Ask my friend Walter Floriani – the guru of digitizing.

Luckily for me, you do need a stabilizer and we get back to the best choice, a single layer of a wet laid nonwoven.
 
Major Question– cutaways vs tearaways
 
We make both – in a non-directional wet laid nonwoven. We just change our mixtures. Cutaways have longer fibers. These fibers allow the thread to wrap better and tighter. You should get better definition with a cutaway. Unless labor in trimming is a factor, as in large commercial operation, we would advocate the use of a cutaway with most unstable fabrics. We recommend a soft cutaway on apparel.
 
Stable fabrics, like a nylon jacket, or a Carhartt jacket, that are very heavy almost do not need a backing. However – a wet laid non-directional tearaway will aid in slippage of the hoop and also aid in achieving your tambourine skin, thereby adding extra punch to your definition.
 
Proper stabilization is the foundation for good embroidery. Do not skimp on stabilizers and in the same vein do NOT over stabilize. Drapability and less bulk are the fashion bywords of today. You do not want to walk around with a bulletproof design on your chest. Try not to get into the habit of solving problems by throwing in another layer of backing. Use one layer of a dense, soft, non-directional wet laid non woven.

BIO

Fred Lebow has been developing nonwovens and interlinings for the sewn products market for 31 years. For the past 20 years, he has focused on embroidery stabilizers and has been a pioneer in the development of many new products that are in widespread use today.


All you ever wanted to know about embroidery stabilizers (backings) but were sew afraid to ask is presented to you by the Lebow Consulting.

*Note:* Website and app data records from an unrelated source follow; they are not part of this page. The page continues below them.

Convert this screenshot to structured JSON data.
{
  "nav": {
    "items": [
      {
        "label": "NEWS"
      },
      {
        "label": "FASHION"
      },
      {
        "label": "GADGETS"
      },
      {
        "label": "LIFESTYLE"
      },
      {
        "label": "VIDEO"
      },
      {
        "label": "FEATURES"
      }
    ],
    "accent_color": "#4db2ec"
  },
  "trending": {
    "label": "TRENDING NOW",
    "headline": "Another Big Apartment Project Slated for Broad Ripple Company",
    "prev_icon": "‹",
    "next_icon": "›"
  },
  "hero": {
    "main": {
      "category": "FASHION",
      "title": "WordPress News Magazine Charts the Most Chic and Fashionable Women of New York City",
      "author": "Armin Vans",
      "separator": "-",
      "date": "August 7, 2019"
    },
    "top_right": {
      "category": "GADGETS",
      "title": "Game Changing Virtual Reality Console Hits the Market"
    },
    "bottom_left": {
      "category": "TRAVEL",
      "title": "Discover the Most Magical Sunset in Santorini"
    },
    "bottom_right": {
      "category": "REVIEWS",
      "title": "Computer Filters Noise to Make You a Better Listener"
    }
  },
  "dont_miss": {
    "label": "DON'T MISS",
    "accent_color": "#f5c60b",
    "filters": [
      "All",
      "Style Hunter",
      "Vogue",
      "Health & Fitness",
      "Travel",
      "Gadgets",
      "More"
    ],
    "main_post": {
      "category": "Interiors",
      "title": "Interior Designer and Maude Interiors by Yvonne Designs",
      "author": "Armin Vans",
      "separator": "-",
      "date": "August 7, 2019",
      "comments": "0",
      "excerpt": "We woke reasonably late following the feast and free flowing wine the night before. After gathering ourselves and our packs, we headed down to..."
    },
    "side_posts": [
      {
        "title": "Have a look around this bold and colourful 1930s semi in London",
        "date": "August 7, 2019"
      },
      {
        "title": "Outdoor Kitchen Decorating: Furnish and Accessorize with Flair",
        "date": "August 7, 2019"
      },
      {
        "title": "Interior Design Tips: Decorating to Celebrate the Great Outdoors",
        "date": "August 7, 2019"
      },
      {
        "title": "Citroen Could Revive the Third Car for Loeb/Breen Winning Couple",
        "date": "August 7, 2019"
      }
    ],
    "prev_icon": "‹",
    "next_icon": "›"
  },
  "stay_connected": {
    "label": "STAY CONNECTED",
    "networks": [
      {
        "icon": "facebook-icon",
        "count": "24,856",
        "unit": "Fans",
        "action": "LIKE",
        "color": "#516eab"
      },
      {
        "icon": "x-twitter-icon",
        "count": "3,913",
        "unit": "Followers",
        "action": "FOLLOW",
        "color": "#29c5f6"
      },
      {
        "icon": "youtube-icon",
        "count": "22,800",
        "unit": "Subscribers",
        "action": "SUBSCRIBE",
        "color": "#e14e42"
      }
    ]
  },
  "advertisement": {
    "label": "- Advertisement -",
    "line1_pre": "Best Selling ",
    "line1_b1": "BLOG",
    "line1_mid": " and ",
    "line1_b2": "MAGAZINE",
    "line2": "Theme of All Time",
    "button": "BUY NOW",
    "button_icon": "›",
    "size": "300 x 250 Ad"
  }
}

The Lebow Consulting website is for educational purposes only!
If you have questions about stabilizers and embroidery, please enter the website and let the learning begin!
Please click here to contact Fred Lebow